Oktoberfest is the largest Volksfest, a combination of a beer festival and traveling funfair, in the world. The main festival is held in Munich, Germany every year, lasting 16-18 days, as it originated from a wedding celebration between King Ludwig the First and Princess Therese of Saxe-Hildburghausen in 1810. Events, such as horse-racing, parades, beer and wine tastings from the original festival, remain a tradition today in the folk festival. People from all over the world celebrate this Bavarian culture, however, due to chain migration of Germans to America, people no longer have to go to Germany to celebrate the world famous fair. Aspects of the festival, including the food, music, clothes, and beer, were brought to several cities in America, such as Cincinnati, San Francisco, Las Vegas, and more. In the La Crescenta-Montrose community, there is also a version of Oktoberfest. This Volksfest has been ongoing for the past 42 years, and is a result from the large number of emigrants from Germany during the 1930s-1940s. The community’s festival is based off the original Munich one, however certain aspects are Americanized.
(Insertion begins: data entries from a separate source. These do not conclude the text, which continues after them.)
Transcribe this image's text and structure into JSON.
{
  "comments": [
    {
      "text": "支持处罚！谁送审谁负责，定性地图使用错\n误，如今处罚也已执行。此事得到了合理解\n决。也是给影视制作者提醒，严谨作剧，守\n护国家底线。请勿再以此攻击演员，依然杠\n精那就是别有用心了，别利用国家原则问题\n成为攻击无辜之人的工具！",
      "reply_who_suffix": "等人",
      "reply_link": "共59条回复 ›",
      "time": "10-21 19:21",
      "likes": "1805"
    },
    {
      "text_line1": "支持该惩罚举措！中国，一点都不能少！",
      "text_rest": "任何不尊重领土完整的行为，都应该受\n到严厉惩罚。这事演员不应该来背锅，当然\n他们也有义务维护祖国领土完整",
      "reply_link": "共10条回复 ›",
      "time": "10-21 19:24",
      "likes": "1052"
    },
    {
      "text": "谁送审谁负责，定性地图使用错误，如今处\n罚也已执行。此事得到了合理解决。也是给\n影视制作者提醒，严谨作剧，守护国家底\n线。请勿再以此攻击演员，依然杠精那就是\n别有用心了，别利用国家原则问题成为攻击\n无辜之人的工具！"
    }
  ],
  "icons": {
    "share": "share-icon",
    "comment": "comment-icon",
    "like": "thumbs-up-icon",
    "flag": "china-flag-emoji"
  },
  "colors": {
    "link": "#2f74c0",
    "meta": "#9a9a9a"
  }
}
On October 5th of this year, Montrose held its annual version of Oktoberfest. Filled with bratwurst, beer, rides, and music performances, Oktoberfest was busy with entertainment and activities. Many adults were dressed in dirndl or lederhosen, traditional German clothing, while children and teenagers seemed to prefer normal clothing. Tents with snacks and drinks were set up with both similarities and differences to the Munich Oktoberfest. Bratwurst, sauerkraut, and strudel were sold along with regular hotdogs, pretzels, and churros. Most adults came to drink the variety of German beers and wines. Adults were eligible to apply for the Mr. and Ms. Oktoberfest contest as well as the Mustache and beard contest. Other contests, such as the kids version and the best dressed Bavarian dog, were more family friendly. Children and teenagers were attracted by the games where they could win prizes and fun carnival rides. The most popular ride was “Rampage,” which was an upscale Ferris wheel that had two wheels that spun around each other. The entertainment at Oktoberfest combined traditional Bavarian music with American pop songs. The Monster Energy Stage held DJs on their enormous stage, while the smaller, but just as interesting, Bavarian stage showcased D’oberlander dancers and the German American Brass band.
Oktoberfest in Montrose is an exciting way to socialize with friends and family, experience Bavarian culture, and contribute to the small businesses in Montrose. The community holds many events such as Oktoberfest, but this festival attracts the largest crowd of all ages. High school student Sophia, who has attended the festival since she was in elementary school, explained why she comes back every year, “Oktoberfest allows me to learn about a different culture in a fun and engaging way. I love the atmosphere of the event; as I go with my family, then hang out with my friends. The rides that go really high into the sky are my favorite because I can see the whole event and the lights from above.” Montrose’s Oktoberfest allows people in the community to experience many aspects of the original festival without having to go all the way to Munich.
Hannah Sung, Grade 10
Crescenta Valley High School